Project 562 is a multi-year national photography project dedicated to photographing over 562 federally-recognized tribes in The United States in an effort to create an unprecedented repository of imagery and oral histories that accurately portray contemporary Native Americans. This creative, consciousness-shifting work will be widely distributed through national curricula, artistic publications, exhibitions, and online portals.
We see Project 562 as the solution to historical inaccuracies, stereotypical representations and silenced Native American voices in massive-media in an effort to humanize, the otherwise “vanishing race”, and share the stories that Native Americans would like told.
In this respectful way, Project 562 has been welcomed into hundreds of tribal communities, and we've found that people support the project, because they would like to see things change. Conversations about tribal sovereignty, self-determination, wellness, recovery from historical trauma, decolonization of the mind and revitalization of culture accompany the photos in captions, video, and audio recordings.
The time of sharing, building cultural bridges, abolishing racism and honoring the legacy that this country is built on is among us. Project 562 is that platform.
In 2012 Matika Wilbur sold everything in her Seattle apartment and created Project 562 which reflects her commitment to visit, engage and photograph all 562 plus Native American sovereign territories in the United States. This project has driven her to travel hundreds of thousands of miles, many in her RV the “Big Girl” but also by horseback through the Grand Canyon, by train, plane, and boat and on foot across all 50 states. She reflects a remarkable way of being an artist in the contemporary world. Kick starter funded with a large community of online supporters, sleeping on sofas, she is welcomed and hosted by strangers who soon become friends and share the aspirations of the artist and her project. The photographs that Matika takes reflect her consummate craftsmanship. Beautiful black and white images that selectively incorporate color and showcase their subjects in vital mutualism with the lands on which they live and which they steward. But her virtuoso technique is only one aspect of the social and cultural meaning of the works. They are one product of her dynamic engagement with Native communities in which she takes the time to understand the stories and histories of particular tribes. Each particular tribe and each individual and experience which shapes entirely the way the portrait comes to be. One gets the sense that her works reflect a true partnership between artist and sitter.

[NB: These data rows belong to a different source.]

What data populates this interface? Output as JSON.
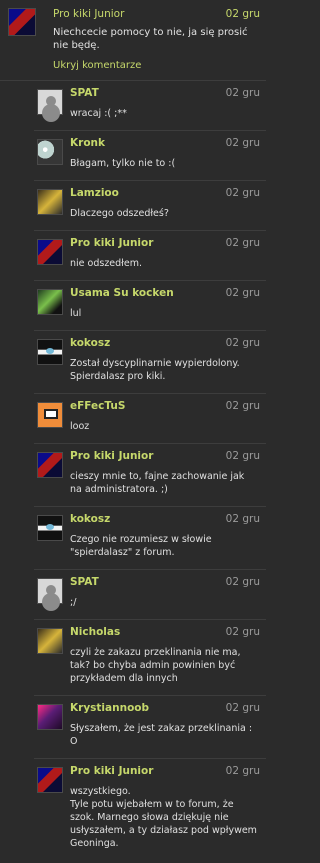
{
  "top": {
    "name": "Pro kiki Junior",
    "date": "02 gru",
    "text": "Niechcecie pomocy to nie, ja się prosić nie będę.",
    "hide": "Ukryj komentarze"
  },
  "comments": [
    {
      "name": "SPAT",
      "date": "02 gru",
      "text": "wracaj :( ;**",
      "icon": "default-avatar-icon"
    },
    {
      "name": "Kronk",
      "date": "02 gru",
      "text": "Błagam, tylko nie to :(",
      "icon": "kronk-avatar-icon"
    },
    {
      "name": "Lamzioo",
      "date": "02 gru",
      "text": "Dlaczego odszedłeś?",
      "icon": "lamzioo-avatar-icon"
    },
    {
      "name": "Pro kiki Junior",
      "date": "02 gru",
      "text": "nie odszedłem.",
      "icon": "pro-kiki-junior-avatar-icon"
    },
    {
      "name": "Usama Su kocken",
      "date": "02 gru",
      "text": "lul",
      "icon": "usama-avatar-icon"
    },
    {
      "name": "kokosz",
      "date": "02 gru",
      "text": "Został dyscyplinarnie wypierdolony. Spierdalasz pro kiki.",
      "icon": "kokosz-avatar-icon"
    },
    {
      "name": "eFFecTuS",
      "date": "02 gru",
      "text": "looz",
      "icon": "effectus-avatar-icon"
    },
    {
      "name": "Pro kiki Junior",
      "date": "02 gru",
      "text": "cieszy mnie to, fajne zachowanie jak na administratora. ;)",
      "icon": "pro-kiki-junior-avatar-icon"
    },
    {
      "name": "kokosz",
      "date": "02 gru",
      "text": "Czego nie rozumiesz w słowie \"spierdalasz\" z forum.",
      "icon": "kokosz-avatar-icon"
    },
    {
      "name": "SPAT",
      "date": "02 gru",
      "text": ";/",
      "icon": "default-avatar-icon"
    },
    {
      "name": "Nicholas",
      "date": "02 gru",
      "text": "czyli że zakazu przeklinania nie ma, tak? bo chyba admin powinien być przykładem dla innych",
      "icon": "nicholas-avatar-icon"
    },
    {
      "name": "Krystiannoob",
      "date": "02 gru",
      "text": "Słyszałem, że jest zakaz przeklinania : O",
      "icon": "krystiannoob-avatar-icon"
    },
    {
      "name": "Pro kiki Junior",
      "date": "02 gru",
      "text": "wszystkiego.\nTyle potu wjebałem w to forum, że szok. Marnego słowa dziękuję nie usłyszałem, a ty działasz pod wpływem Geoninga.",
      "icon": "pro-kiki-junior-avatar-icon"
    }
  ]
}
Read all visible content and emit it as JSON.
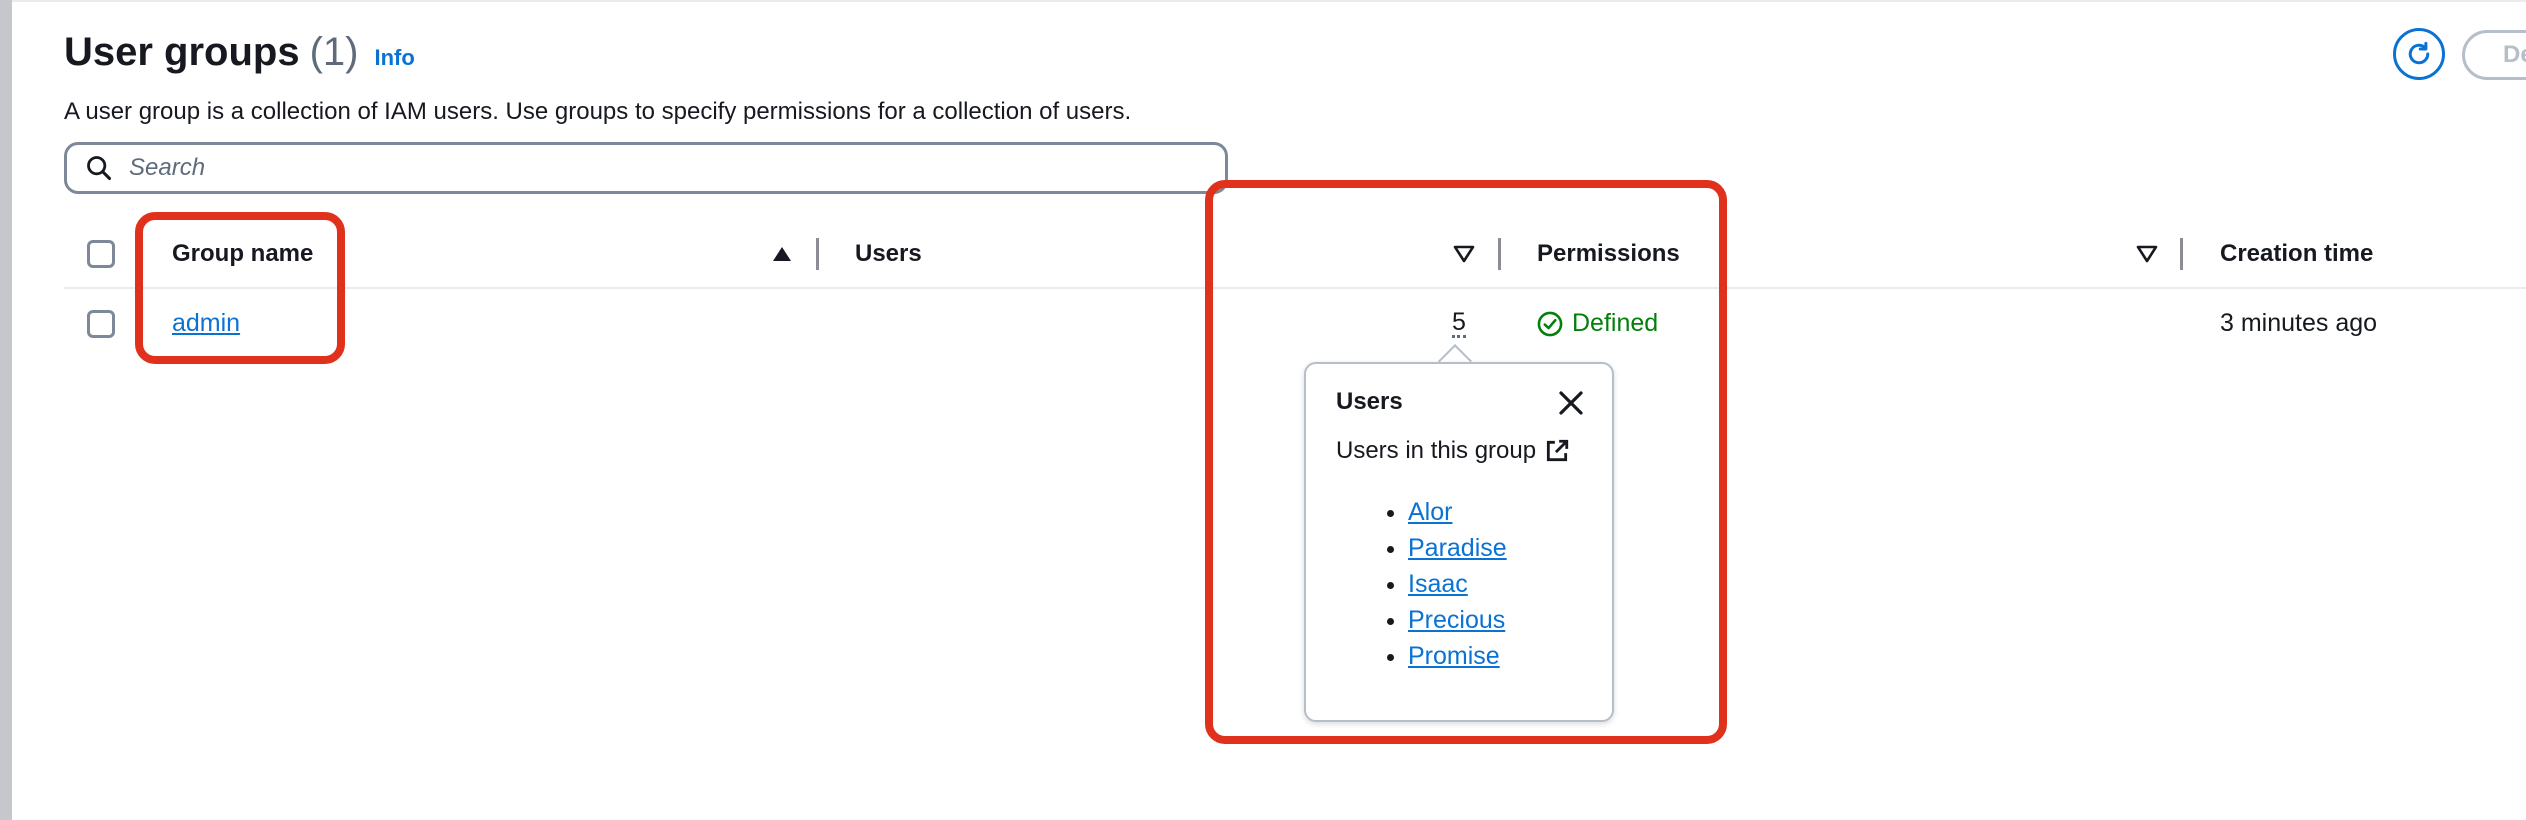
{
  "header": {
    "title": "User groups",
    "count": "(1)",
    "info_link": "Info",
    "description": "A user group is a collection of IAM users. Use groups to specify permissions for a collection of users.",
    "cut_button_label": "De"
  },
  "search": {
    "placeholder": "Search",
    "value": ""
  },
  "table": {
    "columns": [
      "Group name",
      "Users",
      "Permissions",
      "Creation time"
    ],
    "rows": [
      {
        "group_name": "admin",
        "users": "5",
        "permissions": "Defined",
        "creation_time": "3 minutes ago"
      }
    ]
  },
  "popover": {
    "title": "Users",
    "subtitle": "Users in this group",
    "users": [
      "Alor",
      "Paradise",
      "Isaac",
      "Precious",
      "Promise"
    ]
  },
  "colors": {
    "link": "#0972d3",
    "success": "#037f0c",
    "annotation": "#e0311d",
    "text": "#16191f"
  },
  "icons": {
    "search": "search-icon",
    "refresh": "refresh-icon",
    "sort_ascending": "caret-up-filled-icon",
    "sort_descending": "caret-down-outline-icon",
    "success": "status-positive-icon",
    "close": "close-icon",
    "external": "external-link-icon"
  }
}
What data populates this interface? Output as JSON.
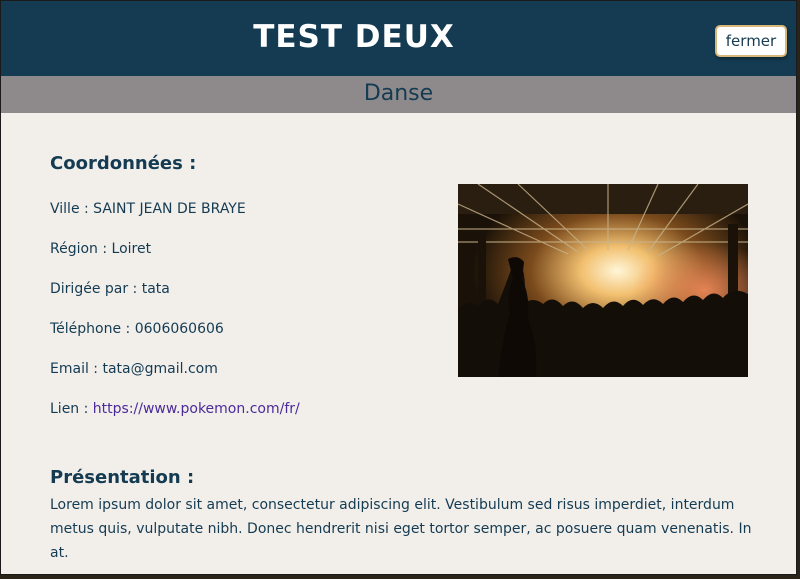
{
  "header": {
    "title": "TEST DEUX",
    "close_label": "fermer"
  },
  "category": "Danse",
  "contact": {
    "heading": "Coordonnées :",
    "city_label": "Ville :",
    "city": "SAINT JEAN DE BRAYE",
    "region_label": "Région :",
    "region": "Loiret",
    "director_label": "Dirigée par :",
    "director": "tata",
    "phone_label": "Téléphone :",
    "phone": "0606060606",
    "email_label": "Email :",
    "email": "tata@gmail.com",
    "link_label": "Lien :",
    "link": "https://www.pokemon.com/fr/"
  },
  "presentation": {
    "heading": "Présentation :",
    "text": "Lorem ipsum dolor sit amet, consectetur adipiscing elit. Vestibulum sed risus imperdiet, interdum metus quis, vulputate nibh. Donec hendrerit nisi eget tortor semper, ac posuere quam venenatis. In at."
  },
  "colors": {
    "header_bg": "#143b52",
    "subheader_bg": "#8e8a8c",
    "panel_bg": "#f2efeb",
    "link": "#4b2a9a"
  },
  "image": {
    "subject": "concert crowd photo"
  }
}
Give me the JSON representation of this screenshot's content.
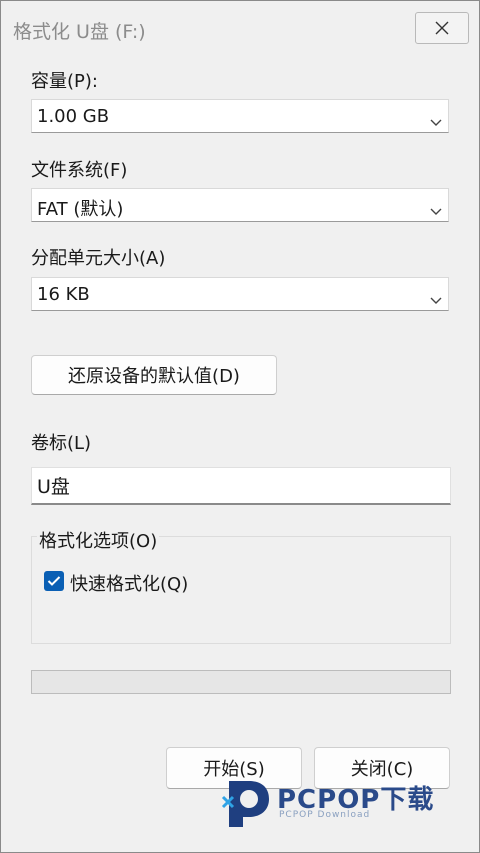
{
  "window": {
    "title": "格式化 U盘 (F:)"
  },
  "icons": {
    "close": "close-icon",
    "dropdown": "chevron-down-icon",
    "check": "checkmark-icon"
  },
  "capacity": {
    "label": "容量(P):",
    "value": "1.00 GB"
  },
  "filesystem": {
    "label": "文件系统(F)",
    "value": "FAT (默认)"
  },
  "allocation": {
    "label": "分配单元大小(A)",
    "value": "16 KB"
  },
  "restore_button": {
    "label": "还原设备的默认值(D)"
  },
  "volume_label": {
    "label": "卷标(L)",
    "value": "U盘"
  },
  "format_options": {
    "title": "格式化选项(O)",
    "quick_format": {
      "label": "快速格式化(Q)",
      "checked": true
    }
  },
  "progress": {
    "value": 0
  },
  "buttons": {
    "start": "开始(S)",
    "close": "关闭(C)"
  },
  "watermark": {
    "brand": "PCPOP下载",
    "sub": "PCPOP Download"
  },
  "colors": {
    "accent": "#0a5fb4",
    "background": "#f0f0f0",
    "title_text": "#8c8c8c"
  }
}
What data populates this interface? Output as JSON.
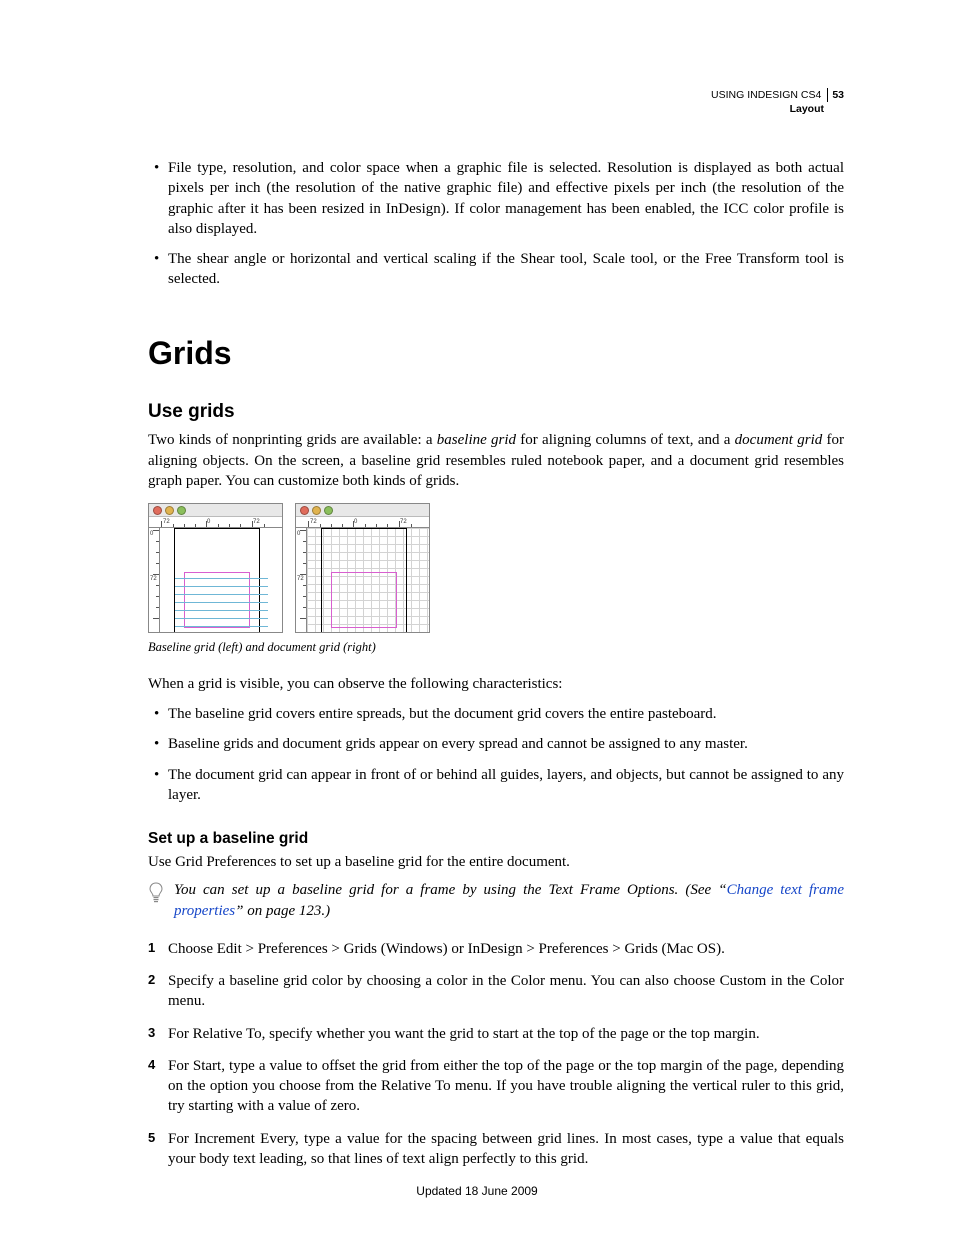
{
  "header": {
    "doc_title": "USING INDESIGN CS4",
    "section": "Layout",
    "page_number": "53"
  },
  "intro_bullets": [
    "File type, resolution, and color space when a graphic file is selected. Resolution is displayed as both actual pixels per inch (the resolution of the native graphic file) and effective pixels per inch (the resolution of the graphic after it has been resized in InDesign). If color management has been enabled, the ICC color profile is also displayed.",
    "The shear angle or horizontal and vertical scaling if the Shear tool, Scale tool, or the Free Transform tool is selected."
  ],
  "chapter_title": "Grids",
  "section_title": "Use grids",
  "intro_para_parts": {
    "p1a": "Two kinds of nonprinting grids are available: a ",
    "p1b": "baseline grid",
    "p1c": " for aligning columns of text, and a ",
    "p1d": "document grid",
    "p1e": " for aligning objects. On the screen, a baseline grid resembles ruled notebook paper, and a document grid resembles graph paper. You can customize both kinds of grids."
  },
  "figure_caption": "Baseline grid (left) and document grid (right)",
  "ruler_labels": {
    "neg72": "72",
    "zero": "0",
    "pos72": "72"
  },
  "char_para": "When a grid is visible, you can observe the following characteristics:",
  "char_bullets": [
    "The baseline grid covers entire spreads, but the document grid covers the entire pasteboard.",
    "Baseline grids and document grids appear on every spread and cannot be assigned to any master.",
    "The document grid can appear in front of or behind all guides, layers, and objects, but cannot be assigned to any layer."
  ],
  "subsection_title": "Set up a baseline grid",
  "sub_intro": "Use Grid Preferences to set up a baseline grid for the entire document.",
  "tip": {
    "a": "You can set up a baseline grid for a frame by using the Text Frame Options. (See “",
    "link": "Change text frame properties",
    "b": "” on page 123.)"
  },
  "steps": [
    "Choose Edit > Preferences > Grids (Windows) or InDesign > Preferences > Grids (Mac OS).",
    "Specify a baseline grid color by choosing a color in the Color menu. You can also choose Custom in the Color menu.",
    "For Relative To, specify whether you want the grid to start at the top of the page or the top margin.",
    "For Start, type a value to offset the grid from either the top of the page or the top margin of the page, depending on the option you choose from the Relative To menu. If you have trouble aligning the vertical ruler to this grid, try starting with a value of zero.",
    "For Increment Every, type a value for the spacing between grid lines. In most cases, type a value that equals your body text leading, so that lines of text align perfectly to this grid."
  ],
  "footer": "Updated 18 June 2009"
}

-Yukio Lippit, Professor of History of Art and Architecture, Harvard University